My experience was very similar with a 2017 Kickr. When I started with TR, I was using the Kickr as it arrived, and very shortly into traditional Base, my FTP climbed to 300. Having raced 10 years ago, and at the time using an SRM, my FTP was about 230, sl over 3 watts/kg. I thought gee, retirement and regular sleep must be really agreeing with me. Got some vector pedals, and could not get them to agree with the trainer. Returned the pedals and got some Assiomas. Same discrepancy as the Vector pedals. Turns out my Kickr was reading 60 % high, and after a factor calibration, was much closer to the pedals. No, my FTP is nowhere near 300. I would suspect your trainer power readings are inaccurate.
Just get TR to read the power data from your Vector pedals and all your problems will be solved.
Main Virtual Power info.
Info about why you can’t compare Virtual against Real power.
Basically one is fake, and the other is real. Sometimes they align well, most often they do not.
Use your pedals for all data (especially in TR), perform a new FTP test anytime now (if you haven’t already done so) because you must retest anytime you change your power measuring device.
Also, create a new season in TR from this point forward. It will allow better tracking of your power PRs with the nee pedals.
In a way, yes, my readings would be consistently inaccurate.
Why do you say your readings would be inaccurate using the Vector 3s? As chad says above, Virtual Power isn’t real power, your Vector power is.
I think one reason for erroneous power meter pedal output could be that the pedals are not installed correctly to the cranks. How did you tighten the pedals? Also, do you calibrate the pedals before every use?
It is also possible to check the pedal output by performing the static torque test. Never done that, but you can find the instructions with google.

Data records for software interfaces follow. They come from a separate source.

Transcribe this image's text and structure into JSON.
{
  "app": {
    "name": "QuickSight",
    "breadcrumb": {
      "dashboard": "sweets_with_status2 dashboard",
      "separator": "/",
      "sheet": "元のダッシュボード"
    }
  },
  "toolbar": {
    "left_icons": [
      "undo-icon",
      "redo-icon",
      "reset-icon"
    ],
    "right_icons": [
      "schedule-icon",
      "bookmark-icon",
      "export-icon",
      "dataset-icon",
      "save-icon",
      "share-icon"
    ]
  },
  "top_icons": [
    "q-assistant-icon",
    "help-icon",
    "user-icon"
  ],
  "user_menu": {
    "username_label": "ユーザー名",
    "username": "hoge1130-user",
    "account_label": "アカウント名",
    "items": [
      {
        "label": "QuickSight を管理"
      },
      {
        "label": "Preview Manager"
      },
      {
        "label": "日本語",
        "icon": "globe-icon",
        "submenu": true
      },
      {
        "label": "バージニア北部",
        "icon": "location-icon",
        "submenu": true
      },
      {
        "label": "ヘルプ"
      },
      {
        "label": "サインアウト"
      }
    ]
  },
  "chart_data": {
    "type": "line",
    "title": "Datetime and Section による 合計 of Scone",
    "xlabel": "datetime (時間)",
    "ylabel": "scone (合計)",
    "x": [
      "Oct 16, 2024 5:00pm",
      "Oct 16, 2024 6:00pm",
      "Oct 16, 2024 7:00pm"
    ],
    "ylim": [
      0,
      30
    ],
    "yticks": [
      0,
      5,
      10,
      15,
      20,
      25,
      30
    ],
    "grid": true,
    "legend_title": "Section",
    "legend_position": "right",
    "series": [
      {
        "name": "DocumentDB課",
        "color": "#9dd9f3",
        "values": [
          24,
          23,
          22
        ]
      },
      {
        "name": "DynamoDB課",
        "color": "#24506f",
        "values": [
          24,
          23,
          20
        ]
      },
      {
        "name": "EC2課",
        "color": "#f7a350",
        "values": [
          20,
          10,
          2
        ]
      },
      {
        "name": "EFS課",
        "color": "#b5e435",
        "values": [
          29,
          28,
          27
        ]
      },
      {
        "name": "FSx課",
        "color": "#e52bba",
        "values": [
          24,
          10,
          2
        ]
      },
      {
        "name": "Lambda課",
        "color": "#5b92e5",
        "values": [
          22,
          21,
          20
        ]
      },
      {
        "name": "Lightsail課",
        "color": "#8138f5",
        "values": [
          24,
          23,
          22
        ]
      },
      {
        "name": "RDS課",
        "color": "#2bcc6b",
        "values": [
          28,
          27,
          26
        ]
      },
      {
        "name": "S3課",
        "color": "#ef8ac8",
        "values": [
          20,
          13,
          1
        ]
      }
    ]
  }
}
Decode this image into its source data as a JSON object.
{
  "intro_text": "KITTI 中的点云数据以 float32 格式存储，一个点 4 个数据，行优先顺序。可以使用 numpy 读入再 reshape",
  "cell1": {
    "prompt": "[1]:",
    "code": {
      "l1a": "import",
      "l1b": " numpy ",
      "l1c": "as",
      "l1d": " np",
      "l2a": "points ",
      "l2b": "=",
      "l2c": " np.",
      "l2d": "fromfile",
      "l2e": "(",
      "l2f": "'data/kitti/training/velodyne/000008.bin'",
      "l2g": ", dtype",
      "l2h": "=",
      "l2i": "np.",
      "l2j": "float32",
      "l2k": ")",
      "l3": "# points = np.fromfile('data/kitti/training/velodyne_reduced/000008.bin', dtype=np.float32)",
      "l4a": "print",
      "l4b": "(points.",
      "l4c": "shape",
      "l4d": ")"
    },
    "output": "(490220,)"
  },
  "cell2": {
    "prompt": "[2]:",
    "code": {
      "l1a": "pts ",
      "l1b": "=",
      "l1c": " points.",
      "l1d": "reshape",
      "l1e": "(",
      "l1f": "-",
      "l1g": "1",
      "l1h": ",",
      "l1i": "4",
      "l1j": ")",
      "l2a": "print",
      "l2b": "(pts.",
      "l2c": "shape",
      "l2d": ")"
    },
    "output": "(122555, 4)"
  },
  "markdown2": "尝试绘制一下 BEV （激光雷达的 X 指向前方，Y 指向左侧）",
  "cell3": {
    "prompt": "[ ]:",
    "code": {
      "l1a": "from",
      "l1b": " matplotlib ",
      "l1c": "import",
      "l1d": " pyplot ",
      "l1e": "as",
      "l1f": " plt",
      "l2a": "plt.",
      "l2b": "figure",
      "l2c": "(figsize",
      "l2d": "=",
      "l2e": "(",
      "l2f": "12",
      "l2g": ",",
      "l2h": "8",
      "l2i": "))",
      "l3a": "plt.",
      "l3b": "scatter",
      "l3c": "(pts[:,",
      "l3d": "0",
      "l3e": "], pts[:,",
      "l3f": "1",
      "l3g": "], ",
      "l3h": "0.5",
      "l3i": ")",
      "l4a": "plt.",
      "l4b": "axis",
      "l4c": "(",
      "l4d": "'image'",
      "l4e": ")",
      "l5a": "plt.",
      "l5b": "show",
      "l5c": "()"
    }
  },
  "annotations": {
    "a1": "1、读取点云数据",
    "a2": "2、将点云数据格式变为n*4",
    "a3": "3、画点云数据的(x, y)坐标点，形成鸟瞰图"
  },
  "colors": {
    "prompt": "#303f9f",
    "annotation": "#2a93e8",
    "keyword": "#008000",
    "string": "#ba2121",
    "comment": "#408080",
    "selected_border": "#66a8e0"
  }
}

Guys, there’s likely nothing wrong with his pedals. OP has a misunderstanding about virtual power.
Best to stop offering suggestions here that are likely to have him spiraling down a rabbit hole he doesn’t need to.

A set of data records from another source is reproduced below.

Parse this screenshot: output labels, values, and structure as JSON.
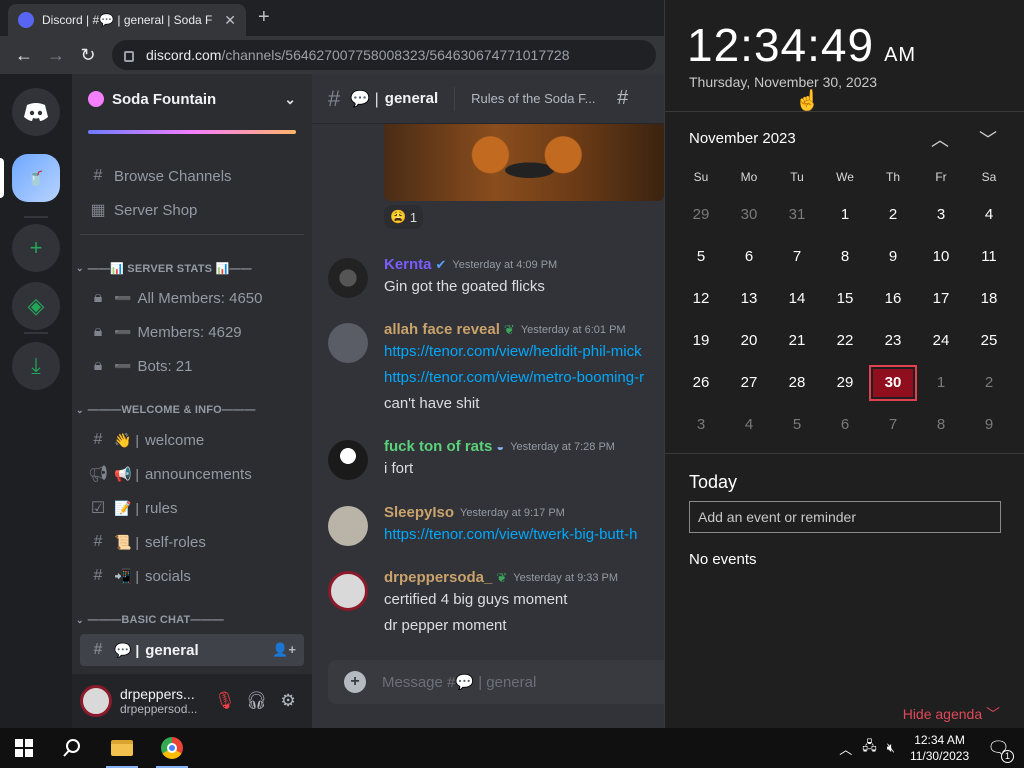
{
  "browser": {
    "tab_title": "Discord | #💬 | general | Soda F",
    "url_host": "discord.com",
    "url_path": "/channels/564627007758008323/564630674771017728"
  },
  "server": {
    "name": "Soda Fountain",
    "channels": {
      "browse": "Browse Channels",
      "shop": "Server Shop",
      "cat_stats": "——📊 SERVER STATS 📊——",
      "all_members": "All Members: 4650",
      "members": "Members: 4629",
      "bots": "Bots: 21",
      "cat_welcome": "———WELCOME & INFO———",
      "welcome": "welcome",
      "announcements": "announcements",
      "rules": "rules",
      "self_roles": "self-roles",
      "socials": "socials",
      "cat_basic": "———BASIC CHAT———",
      "general": "general"
    }
  },
  "user": {
    "display": "drpeppers...",
    "handle": "drpeppersod..."
  },
  "chat": {
    "channel": "general",
    "topic": "Rules of the Soda F...",
    "reaction_count": "1",
    "messages": [
      {
        "user": "Kernta",
        "user_color": "#7b5cff",
        "time": "Yesterday at 4:09 PM",
        "lines": [
          "Gin got the goated flicks"
        ]
      },
      {
        "user": "allah face reveal",
        "user_color": "#c9a36b",
        "time": "Yesterday at 6:01 PM",
        "lines": [
          "https://tenor.com/view/hedidit-phil-mick",
          "https://tenor.com/view/metro-booming-r",
          "can't have shit"
        ]
      },
      {
        "user": "fuck ton of rats",
        "user_color": "#5bd17a",
        "time": "Yesterday at 7:28 PM",
        "lines": [
          "i fort"
        ]
      },
      {
        "user": "SleepyIso",
        "user_color": "#c9a36b",
        "time": "Yesterday at 9:17 PM",
        "lines": [
          "https://tenor.com/view/twerk-big-butt-h"
        ]
      },
      {
        "user": "drpeppersoda_",
        "user_color": "#c9a36b",
        "time": "Yesterday at 9:33 PM",
        "lines": [
          "certified 4 big guys moment",
          "dr pepper moment"
        ]
      }
    ],
    "composer_placeholder": "Message #💬 | general"
  },
  "calendar": {
    "time": "12:34:49",
    "ampm": "AM",
    "date": "Thursday, November 30, 2023",
    "month": "November 2023",
    "dow": [
      "Su",
      "Mo",
      "Tu",
      "We",
      "Th",
      "Fr",
      "Sa"
    ],
    "days": [
      [
        "29",
        "30",
        "31",
        "1",
        "2",
        "3",
        "4"
      ],
      [
        "5",
        "6",
        "7",
        "8",
        "9",
        "10",
        "11"
      ],
      [
        "12",
        "13",
        "14",
        "15",
        "16",
        "17",
        "18"
      ],
      [
        "19",
        "20",
        "21",
        "22",
        "23",
        "24",
        "25"
      ],
      [
        "26",
        "27",
        "28",
        "29",
        "30",
        "1",
        "2"
      ],
      [
        "3",
        "4",
        "5",
        "6",
        "7",
        "8",
        "9"
      ]
    ],
    "today_label": "Today",
    "event_placeholder": "Add an event or reminder",
    "no_events": "No events",
    "hide_agenda": "Hide agenda ﹀"
  },
  "taskbar": {
    "time": "12:34 AM",
    "date": "11/30/2023",
    "notif_count": "1"
  }
}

This is not true for Vector 3. They are no longer dependent on a precise torque to give accurate data. That was true of earlier model Vectors. Further FYI, Vector3s auto-zero offset prior to each ride unless selected otherwise.
My “layman’s” understanding of Power and Virtual Power are Power Meters use sensors and Virtual Power uses math. I would think that math was more accurate. That could be completely wrong.

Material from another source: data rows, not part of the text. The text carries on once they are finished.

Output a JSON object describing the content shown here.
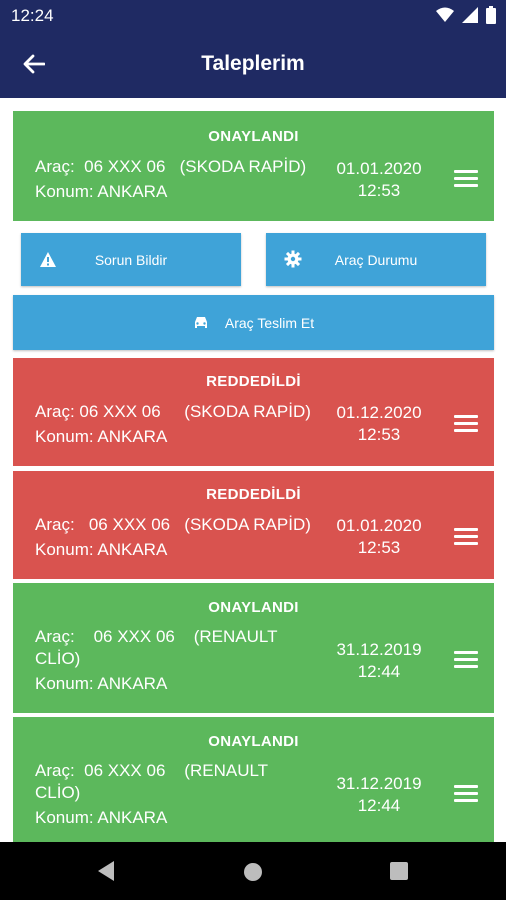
{
  "status_bar": {
    "time": "12:24"
  },
  "app_bar": {
    "title": "Taleplerim"
  },
  "actions": {
    "report_problem": "Sorun Bildir",
    "vehicle_status": "Araç Durumu",
    "deliver_vehicle": "Araç Teslim Et"
  },
  "requests": [
    {
      "status": "ONAYLANDI",
      "vehicle_text": "Araç:  06 XXX 06   (SKODA RAPİD)",
      "location": "Konum: ANKARA",
      "date": "01.01.2020",
      "time": "12:53",
      "color": "#5cb85c"
    },
    {
      "status": "REDDEDİLDİ",
      "vehicle_text": "Araç: 06 XXX 06     (SKODA RAPİD)",
      "location": "Konum: ANKARA",
      "date": "01.12.2020",
      "time": "12:53",
      "color": "#d9534f"
    },
    {
      "status": "REDDEDİLDİ",
      "vehicle_text": "Araç:   06 XXX 06   (SKODA RAPİD)",
      "location": "Konum: ANKARA",
      "date": "01.01.2020",
      "time": "12:53",
      "color": "#d9534f"
    },
    {
      "status": "ONAYLANDI",
      "vehicle_text": "Araç:    06 XXX 06    (RENAULT\nCLİO)",
      "location": "Konum: ANKARA",
      "date": "31.12.2019",
      "time": "12:44",
      "color": "#5cb85c"
    },
    {
      "status": "ONAYLANDI",
      "vehicle_text": "Araç:  06 XXX 06    (RENAULT\nCLİO)",
      "location": "Konum: ANKARA",
      "date": "31.12.2019",
      "time": "12:44",
      "color": "#5cb85c"
    }
  ]
}
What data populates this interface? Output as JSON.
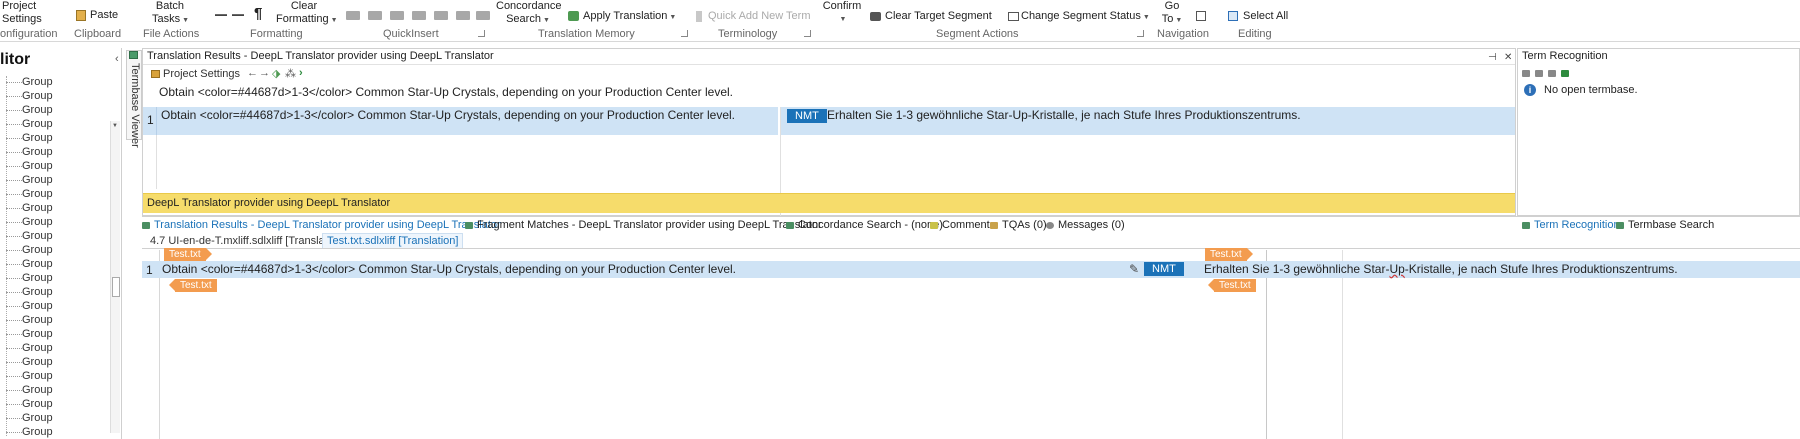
{
  "ribbon": {
    "groups": [
      {
        "label": "onfiguration",
        "items": [
          "Project",
          "Settings"
        ]
      },
      {
        "label": "Clipboard",
        "items": [
          "Paste"
        ]
      },
      {
        "label": "File Actions",
        "items": [
          "Batch",
          "Tasks"
        ]
      },
      {
        "label": "Formatting",
        "items": [
          "Clear",
          "Formatting"
        ]
      },
      {
        "label": "QuickInsert",
        "items": []
      },
      {
        "label": "Translation Memory",
        "items": [
          "Concordance",
          "Search",
          "Apply Translation"
        ]
      },
      {
        "label": "Terminology",
        "items": [
          "Quick Add New Term"
        ]
      },
      {
        "label": "Segment Actions",
        "items": [
          "Confirm",
          "Clear Target Segment",
          "Change Segment Status"
        ]
      },
      {
        "label": "Navigation",
        "items": [
          "Go",
          "To"
        ]
      },
      {
        "label": "Editing",
        "items": [
          "Select All"
        ]
      }
    ]
  },
  "left_panel": {
    "title": "litor",
    "collapse_icon": "chevron-left-icon",
    "items": [
      "Group",
      "Group",
      "Group",
      "Group",
      "Group",
      "Group",
      "Group",
      "Group",
      "Group",
      "Group",
      "Group",
      "Group",
      "Group",
      "Group",
      "Group",
      "Group",
      "Group",
      "Group",
      "Group",
      "Group",
      "Group",
      "Group",
      "Group",
      "Group",
      "Group",
      "Group"
    ]
  },
  "termbase_strip": {
    "label": "Termbase Viewer"
  },
  "translation_results": {
    "title": "Translation Results - DeepL Translator provider using DeepL Translator",
    "toolbar_label": "Project Settings",
    "source_text": "Obtain <color=#44687d>1-3</color> Common Star-Up Crystals, depending on your Production Center level.",
    "row": {
      "number": "1",
      "source": "Obtain <color=#44687d>1-3</color> Common Star-Up Crystals, depending on your Production Center level.",
      "badge": "NMT",
      "target": "Erhalten Sie 1-3 gewöhnliche Star-Up-Kristalle, je nach Stufe Ihres Produktionszentrums."
    },
    "provider_bar": "DeepL Translator provider using DeepL Translator"
  },
  "term_recognition": {
    "title": "Term Recognition",
    "message": "No open termbase."
  },
  "tabs": [
    {
      "label": "Translation Results - DeepL Translator provider using DeepL Translator",
      "active": true
    },
    {
      "label": "Fragment Matches - DeepL Translator provider using DeepL Translator",
      "active": false
    },
    {
      "label": "Concordance Search - (none)",
      "active": false
    },
    {
      "label": "Comments",
      "active": false
    },
    {
      "label": "TQAs (0)",
      "active": false
    },
    {
      "label": "Messages (0)",
      "active": false
    },
    {
      "label": "Term Recognition",
      "active": true
    },
    {
      "label": "Termbase Search",
      "active": false
    }
  ],
  "doc_tabs": [
    {
      "label": "4.7 UI-en-de-T.mxliff.sdlxliff [Translation]",
      "active": false
    },
    {
      "label": "Test.txt.sdlxliff [Translation]",
      "active": true
    }
  ],
  "editor": {
    "tag_label": "Test.txt",
    "row": {
      "number": "1",
      "source": "Obtain <color=#44687d>1-3</color> Common Star-Up Crystals, depending on your Production Center level.",
      "badge": "NMT",
      "target_pre": "Erhalten Sie 1-3 gewöhnliche Star-",
      "target_squiggle": "Up",
      "target_post": "-Kristalle, je nach Stufe Ihres Produktionszentrums."
    }
  },
  "colors": {
    "accent": "#1b72b8",
    "row_highlight": "#cfe3f5",
    "provider_bar": "#f6dc6b",
    "tag": "#f39c4f"
  }
}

My other issue with my V3s is the Power correlation to speed while on the trainer. My V3s will say I’m putting out 50w but according to my speed sensor I’m going 14 mph. That’s not possible.
And another issue is when I ride outdoors my V3s seem to match RPE and speed is close to target. Go figure.
I will do this. Thank you. It will suck but thanks.
Indoor trainer speed is also inaccurate. You’re trying to compare apples and oranges. Trust the actual power meter and speed outdoors. The other two are relatively meaningless estimates that shouldn’t be used for anything once you have real data.
What you’re doing is looking at two measurements that are just rough estimates (Virtual power and trainer speed) and comparing them to actual measured power, and you’re questioning the measured power. You should be disregarding virtual power and trainer speed. Your Vector 3s are likely fine, and you’ve probably wasted your time trying to fix something that isn’t broken. I hate to be blunt, but that’s what’s happening.
Trust the data you’re getting from your Vectors. Disregard virtual power and indoor trainer speed.